This is a really interesting integration for a number of reasons. First, Google wasn’t charging for these initial test visits, but would no doubt charge for these visits in the future. Second, it takes an Act of God to get Google to integrate something into their cash cow: search results. That should tell us how serious Google is about doing these types of integrations.

I can already hear the naysayers who think this is a terrible idea. They might be right as a business. We’ll have to see how that plays out. The reimbursement model could a challenging one. Plus, there are plenty of reasons why this won’t work. Google will have to get really good at knowing when to offer a visit and when not to offer a visit. We’ll see if they want to make the investment required to understand when the visit is something that should be encouraged and when it shouldn’t be encouraged.

One thing I’ve observed with Telemedicine is that it can really work well…if you have the right situation. The reason Telemedicine has gotten a bad rap is that the naysayers have plenty of ammo they can use to explain why Telemedicine could be a terrible thing. These naysayers are correct. There are a bunch of healthcare situations where a telemedicine visit just isn’t going to work. However, just because something doesn’t solve 100% of the situations doesn’t mean it shouldn’t be used for the 30% of the time (I think it could be more than this) that it’s a beautifully elegant solution that’s just as effective as an in office visit?

As noted, this was just at trial by Google. Google is well known for trying things to see how they do and then scraping them after the trial. So, we’ll see how this goes. It does seem that Google can’t keep its hands out of healthcare. I think they see the trillion dollar industry and just can’t resist.

Face-to-Face in Medicine

Posted on July 29, 2013 I Written By

John Lynn is the Founder of the HealthcareScene.com blog network which currently consists of 10 blogs containing over 8000 articles with John having written over 4000 of the articles himself. These EMR and Healthcare IT related articles have been viewed over 16 million times. John also manages Healthcare IT Central and Healthcare IT Today, the leading career Health IT job board and blog. John is co-founder of InfluentialNetworks.com and Physia.com. John is highly involved in social media, and in addition to his blogs can also be found on Twitter: @techguy and @ehrandhit and LinkedIn.


What a great tweet and insight into healthcare. Indeed, most people really underestimate what can be done face-to-face in healthcare. I first realized the value of this when a doctor visited my blog and described to me all of the things a doctor was observing in a face to face office visit. Everything from the way someone breathes, to the way someone sits, to the way someone coughs. It’s amazing how much data is available from just visually seeing the patient.

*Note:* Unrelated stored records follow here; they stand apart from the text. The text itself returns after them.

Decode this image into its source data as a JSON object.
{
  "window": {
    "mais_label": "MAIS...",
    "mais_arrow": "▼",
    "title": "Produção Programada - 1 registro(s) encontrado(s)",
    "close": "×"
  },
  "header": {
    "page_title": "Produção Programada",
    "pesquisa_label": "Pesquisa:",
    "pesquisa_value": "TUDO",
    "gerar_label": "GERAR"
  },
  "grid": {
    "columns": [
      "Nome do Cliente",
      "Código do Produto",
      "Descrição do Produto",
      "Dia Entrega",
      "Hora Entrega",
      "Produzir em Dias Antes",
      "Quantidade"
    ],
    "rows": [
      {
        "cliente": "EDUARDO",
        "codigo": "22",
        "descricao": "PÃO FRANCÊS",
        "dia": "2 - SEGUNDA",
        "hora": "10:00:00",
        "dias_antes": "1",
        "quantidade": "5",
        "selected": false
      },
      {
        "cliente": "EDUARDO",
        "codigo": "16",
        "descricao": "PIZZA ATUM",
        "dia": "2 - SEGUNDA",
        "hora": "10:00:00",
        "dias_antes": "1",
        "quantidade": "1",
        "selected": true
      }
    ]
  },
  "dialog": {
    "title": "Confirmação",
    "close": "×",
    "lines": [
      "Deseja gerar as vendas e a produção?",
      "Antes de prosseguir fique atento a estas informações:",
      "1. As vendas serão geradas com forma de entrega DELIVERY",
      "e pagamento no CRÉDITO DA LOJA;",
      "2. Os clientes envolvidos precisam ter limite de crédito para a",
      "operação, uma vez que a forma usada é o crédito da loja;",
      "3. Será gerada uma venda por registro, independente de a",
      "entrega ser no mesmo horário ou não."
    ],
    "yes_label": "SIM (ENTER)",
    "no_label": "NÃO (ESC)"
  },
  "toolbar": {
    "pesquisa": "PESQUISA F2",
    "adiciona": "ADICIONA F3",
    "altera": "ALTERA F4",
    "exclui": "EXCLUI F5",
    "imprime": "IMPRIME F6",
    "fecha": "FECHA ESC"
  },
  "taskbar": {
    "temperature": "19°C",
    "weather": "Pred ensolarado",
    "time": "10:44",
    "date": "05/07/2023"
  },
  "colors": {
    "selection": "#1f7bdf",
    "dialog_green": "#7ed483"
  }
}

I agree that face-to-face is the best way to treat a patient. However, can an online video visit accomplish almost all of the upside of face-to-face interactions while minimizing any downsides? I think this is the challenge of telemedicine and something we’re making great strides in accomplishing. Of course it will never be as good as face-to-face, but I think it can get very close.

The other reason I’m a huge fan of the e-visit is that there’s a large percentage of visits where there’s no need for the visual part of the visit. Doctors know that much of the physical part of a patient visit is often just theatrics for the patient. The only reason we’re not doing more e-visits today is that doctors don’t get paid if they do e-visits. If they got paid they’d do many more with the same quality of care.

As we get more and more health sensors constantly tracking our health, we’ll need even less physical interaction to be seen by a doctor. For example, if I’ve been tracking my blood pressure twice a day at home, then is there a need for a patient to go into the doctor to get another blood pressure reading?

We’re just at the very beginning of these health sensors. The next generation doctor will be as good at understanding vast amounts of self generated health data as they are at understanding physical queues. The physical will never leave us completely, but what a doctor will be able to treat virtually will grow exponentially. The face-to-face interaction will just likely be by video instead of in an exam room.